India’s future better than Australia’s
India's future, despite an aging middle-order, appeared much rosier than Australia throughout the series, writes Ian Chappell.cricket Updated: Nov 09, 2008 22:37 IST
Ian Chappell, Former Aus skipper On India-Australia battle
Australia and India have provided some epic battles in the last decade. But where are they headed once this hard fought series is over?
For many years, Australia have been winning over 70 per cent of their matches thanks to a strong and varied attack built around the magic of Shane Warne and the miserly accuracy of Glenn McGrath. Suddenly in India they find themselves with a reasonable pace attack, albeit not entirely suited to Indian conditions and a spin attack too dependant on a bunch of slow bowling part-timers. Not surprisingly, they were unable to dismiss India cheaply and there were serious questions about the whereabouts of the next wicket-taking spinner.
Despite the uncertainty surrounding Australia's slow bowling stocks, they still have an extremely strong batting line-up headed by the brilliant Ricky Ponting and the belligerent Matthew Hayden. They were still going to post decent scores but, only supported by an unbalanced attack, they could expect to endure a few more losses and a lot more draws.
Then Jason Krejza made a belated but telling appearance in the series and suddenly the Australian attack appeared a lot better balanced. When looking at the prospects of a team, the first thing to evaluate is the attack; a team will not win consistently without a strong and balanced bowling quartet.
This is why India's future, despite an aging middle-order, appeared much rosier than Australia throughout the series. They have the ideal balance in attack; a left-arm pace bowler who swings the ball, a thoughtful, tall right-armer with pace and bounce, followed by a successful off-spinner and a budding leg-spinner.
There appears to be depth in both pace and spin but India's flaw, and it has been with them for a long time, is the failure to produce a top-class all-rounder. Apart from that headache the big question for India is one of timing; is the great batting era passing just as the attack is reaching full potency?
There are signs that India have some viable replacement batting options. In Virender Sehwag and Gautam Gambhir they have a dynamic opening combination that should be around for some time. The promising debut of Murali Vijay should give confidence that there's a replacement opener on call for any emergency. He also looked like he could easily fill a top order batting slot, particularly at No. 3 where Rahul Dravid is now struggling.

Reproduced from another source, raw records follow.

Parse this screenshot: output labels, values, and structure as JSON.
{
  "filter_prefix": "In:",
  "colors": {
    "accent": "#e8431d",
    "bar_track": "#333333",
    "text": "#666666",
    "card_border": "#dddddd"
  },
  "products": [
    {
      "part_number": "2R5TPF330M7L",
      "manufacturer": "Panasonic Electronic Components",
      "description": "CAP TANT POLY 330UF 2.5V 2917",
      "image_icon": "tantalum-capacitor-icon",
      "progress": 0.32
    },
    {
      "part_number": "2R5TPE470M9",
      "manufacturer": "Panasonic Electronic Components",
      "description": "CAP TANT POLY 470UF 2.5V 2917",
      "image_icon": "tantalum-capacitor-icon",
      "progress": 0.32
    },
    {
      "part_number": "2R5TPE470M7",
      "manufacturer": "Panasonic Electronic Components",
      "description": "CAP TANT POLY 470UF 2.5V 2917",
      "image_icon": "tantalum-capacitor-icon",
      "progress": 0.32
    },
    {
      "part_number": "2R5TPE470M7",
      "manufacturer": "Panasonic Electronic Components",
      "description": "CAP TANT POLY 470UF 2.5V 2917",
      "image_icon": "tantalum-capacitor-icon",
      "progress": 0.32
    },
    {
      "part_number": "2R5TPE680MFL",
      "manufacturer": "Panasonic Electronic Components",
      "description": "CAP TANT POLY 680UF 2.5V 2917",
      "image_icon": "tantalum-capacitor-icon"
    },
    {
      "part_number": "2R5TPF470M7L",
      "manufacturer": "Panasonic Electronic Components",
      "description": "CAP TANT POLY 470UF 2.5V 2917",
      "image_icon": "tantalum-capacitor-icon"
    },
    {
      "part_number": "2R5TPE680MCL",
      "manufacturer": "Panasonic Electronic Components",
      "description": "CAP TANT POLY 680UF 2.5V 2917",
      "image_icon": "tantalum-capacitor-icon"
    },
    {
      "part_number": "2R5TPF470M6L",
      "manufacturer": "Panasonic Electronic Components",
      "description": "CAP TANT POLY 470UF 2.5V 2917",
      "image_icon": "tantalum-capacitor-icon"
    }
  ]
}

Then there's Rohit Sharma who was impressive in both technique and temperament when he toured Australia. He's now turning potential into consistent runs at the first-class level and the way is now open to blood him in the Test side with Sourav Ganguly retiring.
With Sachin Tendulkar and VVS Laxman still displaying good form, they should be around for a while to guide the younger players.
The one area of concern for the Indian selectors is to find young players who can both bat and field. At crucial times in the current series India had the chance to put Australia away but didn't because of sloppy fielding. No team can expect to dominate without good catching to back strong bowling.
So are these two teams, who have provided world cricket with rare tense Test matches it desperately needs, heading in opposite directions?
There are a couple of things you know about Australian cricket; they will continue to bat well and their out cricket (fielding and running between wickets) is generally of a high standard and they will always play hard for the full five days. A depleted attack will see their winning percentage drop considerably.
Unless India address their flaws in the field and the lack of an all-rounder they will continue to play slightly below the potential of a team with a potent attack.
These aspects will also stop India supplanting Australia as the dominant number one but the rivalry should still be ongoing and extremely intense.
First Published: Nov 09, 2008 22:30 IST